Faux Hawk / h3>
The Faux Hawk is fun, edgy hairstyle for men who do not want a full Mohawk with shaved sides. Also known as “fohawk,” the hawk haircut takes elements from the mohawk and cuts them off by adding a fade or undercut to the sides. However, to achieve the right look, you must tell your barber that he should leave more length in the middle of your head.
While Iroquois may be noticeable, the Faux Hawk can be attenuated for every day situations. And though there are a variety of hawks, from faux hawk fade to short, long, or chaotic, styling your hair is much easier than you think.
To style a False Hawk, simply apply the product all over your hair and then brush everything up and toward the center of the head. Unlike a mohawk, you do not need to stick every hair in the middle – a little bit of texture and messiness can do much to highlight that trendy look.

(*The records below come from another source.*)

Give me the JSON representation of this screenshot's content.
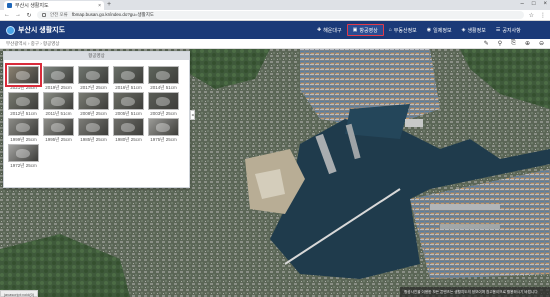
{
  "browser": {
    "tab_title": "부산시 생활지도",
    "tab_close": "×",
    "new_tab": "+",
    "window_controls": [
      "–",
      "□",
      "×"
    ],
    "nav": [
      "←",
      "→",
      "↻"
    ],
    "security_label": "안전 오류",
    "url": "fbmap.busan.go.kr/index.do?gu=생활지도",
    "right_icons": [
      "☆",
      "⋮"
    ]
  },
  "app": {
    "title": "부산시 생활지도",
    "menu": [
      {
        "icon": "✚",
        "label": "해운대구"
      },
      {
        "icon": "▣",
        "label": "항공영상"
      },
      {
        "icon": "⌂",
        "label": "부동산정보"
      },
      {
        "icon": "◉",
        "label": "일제정보"
      },
      {
        "icon": "◈",
        "label": "생활정보"
      },
      {
        "icon": "☰",
        "label": "공지사항"
      }
    ]
  },
  "subbar": {
    "breadcrumb": "부산광역시 › 중구 › 항공영상",
    "tools": [
      "✎",
      "⚲",
      "⎘",
      "⊕",
      "⊖"
    ]
  },
  "panel": {
    "title": "항공영상",
    "collapse": "◂",
    "thumbs": [
      {
        "label": "2021년 25cm",
        "color": "#8a8170",
        "selected": true
      },
      {
        "label": "2019년 25cm",
        "color": "#7f8680",
        "selected": false
      },
      {
        "label": "2017년 25cm",
        "color": "#6f756e",
        "selected": false
      },
      {
        "label": "2016년 51cm",
        "color": "#6a6f68",
        "selected": false
      },
      {
        "label": "2014년 51cm",
        "color": "#5e655c",
        "selected": false
      },
      {
        "label": "2012년 51cm",
        "color": "#76796f",
        "selected": false
      },
      {
        "label": "2011년 51cm",
        "color": "#8a8d85",
        "selected": false
      },
      {
        "label": "2008년 25cm",
        "color": "#7a7c74",
        "selected": false
      },
      {
        "label": "2005년 51cm",
        "color": "#6c6e66",
        "selected": false
      },
      {
        "label": "2003년 25cm",
        "color": "#5a5d57",
        "selected": false
      },
      {
        "label": "1999년 25cm",
        "color": "#8b8b86",
        "selected": false
      },
      {
        "label": "1995년 25cm",
        "color": "#8f8f8a",
        "selected": false
      },
      {
        "label": "1985년 25cm",
        "color": "#7c7c77",
        "selected": false
      },
      {
        "label": "1980년 25cm",
        "color": "#6f6f6a",
        "selected": false
      },
      {
        "label": "1975년 25cm",
        "color": "#9a9a96",
        "selected": false
      },
      {
        "label": "1972년 25cm",
        "color": "#a2a2a0",
        "selected": false
      }
    ]
  },
  "map": {
    "notice": "항공사진을 이용한 모든 콘텐츠는 생활지도의 정보이며 참고용이므로 활용하시기 바랍니다",
    "status": "javascript:void(0)"
  }
}
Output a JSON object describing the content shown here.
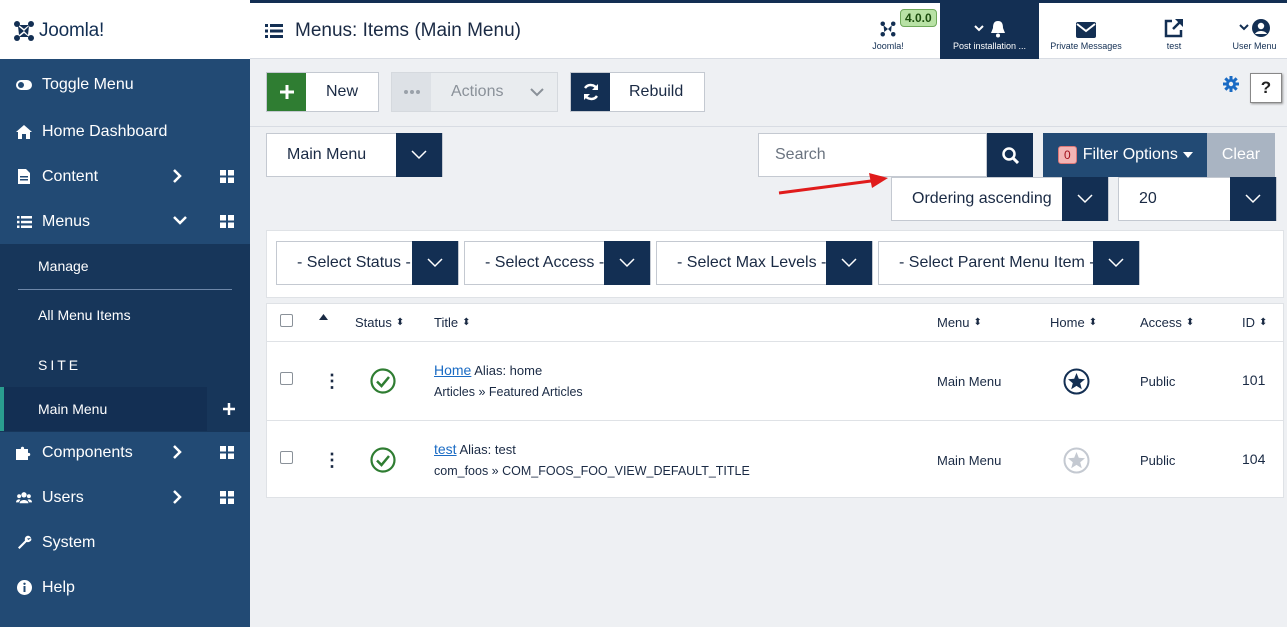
{
  "header": {
    "logo_text": "Joomla!",
    "page_title": "Menus: Items (Main Menu)",
    "version": "4.0.0",
    "items": {
      "joomla": "Joomla!",
      "post": "Post installation ...",
      "pm": "Private Messages",
      "test": "test",
      "user": "User Menu"
    }
  },
  "sidebar": {
    "toggle": "Toggle Menu",
    "home": "Home Dashboard",
    "content": "Content",
    "menus": "Menus",
    "manage": "Manage",
    "all_items": "All Menu Items",
    "site": "SITE",
    "main_menu": "Main Menu",
    "components": "Components",
    "users": "Users",
    "system": "System",
    "help": "Help"
  },
  "toolbar": {
    "new": "New",
    "actions": "Actions",
    "rebuild": "Rebuild",
    "help": "?"
  },
  "filters": {
    "menu": "Main Menu",
    "search_placeholder": "Search",
    "filter_options": "Filter Options",
    "filter_count": "0",
    "clear": "Clear",
    "ordering": "Ordering ascending",
    "limit": "20",
    "status": "- Select Status -",
    "access": "- Select Access -",
    "levels": "- Select Max Levels -",
    "parent": "- Select Parent Menu Item -"
  },
  "table": {
    "columns": {
      "status": "Status",
      "title": "Title",
      "menu": "Menu",
      "home": "Home",
      "access": "Access",
      "id": "ID"
    },
    "rows": [
      {
        "title": "Home",
        "alias": "Alias: home",
        "type": "Articles » Featured Articles",
        "menu": "Main Menu",
        "access": "Public",
        "id": "101",
        "home": true
      },
      {
        "title": "test",
        "alias": "Alias: test",
        "type": "com_foos » COM_FOOS_FOO_VIEW_DEFAULT_TITLE",
        "menu": "Main Menu",
        "access": "Public",
        "id": "104",
        "home": false
      }
    ]
  },
  "colors": {
    "navy": "#132f53",
    "sidebar": "#224a74",
    "green": "#2f7d32",
    "link": "#1a6bc4",
    "arrow": "#e01b1b"
  }
}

The Buzz Cut is the ultimate short haircut for those who want a simple, low-maintenance look. While you can choose to go with a high and tight fade where the hair on the top is hummed very short and the sides are faded, most men choose a guard size for a length around the head.
If this is your preferred cut, then you may be able to cut your own hair at home with a good pair of hair clippers, though others may want to visit the barber to make sure they get a consistent cut. Easy to get and yet stylish, if you have the right head shape for it, the Buzz Cut remains a barbershop favorite.
The crew cut is popular because it is generally flattering. Also known as an Ivy League haircut because preppy guys from Harvard, Princeton and Yale love it, all men can wear this cut no matter what bone structure or face shape they have. With short backs and sides and a few inches of length at the top, the crew-cut hairstyle is perfect for those who do not want to look at a lot of hair, but still have the option of a side swept fringe or short side piece. 19659002]
The question of a crewcut is simple. Tell your hairdresser that you want one, as you want the sides to fade and the length stays up, and he’ll take care of the rest. If you want to be able to sweep your hair forward, ask your barber to leave a little more length in the edge. Request a high crossfade for extra contrast; otherwise a slight fading is more conventional.
The crew cut is similar to the structured harvest – you can leave it natural and immortal most of the time, or you can use a matte pomade or hair wax for a textured finish. And no matter if you decide to turn it aside, leave it messy, or keep it flat, the crew cut will always look good.
The French crop, also known as structured crop top, looks a lot like the crew cut but with some subtle differences. The main feature of the harvest is the short but defined fringe in the front of your head. This cut is particularly suitable for men with thick hair, as it allows a simple styling.
Like a hairstyle that has risen sharply lately, most hairdressers will know exactly what you want. All you have to describe is how short you want the fringe and hair on top and sides to fade.
A fringe can be added to most haircuts for a trendy twist. Both the French crop and the Caesar haircut include variations of the crew cut with fringes. These styles flatter those who want a short cut, but do not want a tough military look. In addition, fringes look good on a variety of hair types, lengths and textures, including wavy and curly hair.
To get a fringe, tell your barber that he should go out the front of the hair longer than the rest. How long depends on your type of hair and how manageable it is. If you are not sure about a fringe hairstyle, ask your hairdresser and get his opinion.
The side part is a stylish hairstyle, perfect for any occasion. Smart and sophisticated, men can wear side panel tees to the office or to a date without redesigning their look. While the side panel looks exactly like the crest of the untrained eye, there are some understated differences.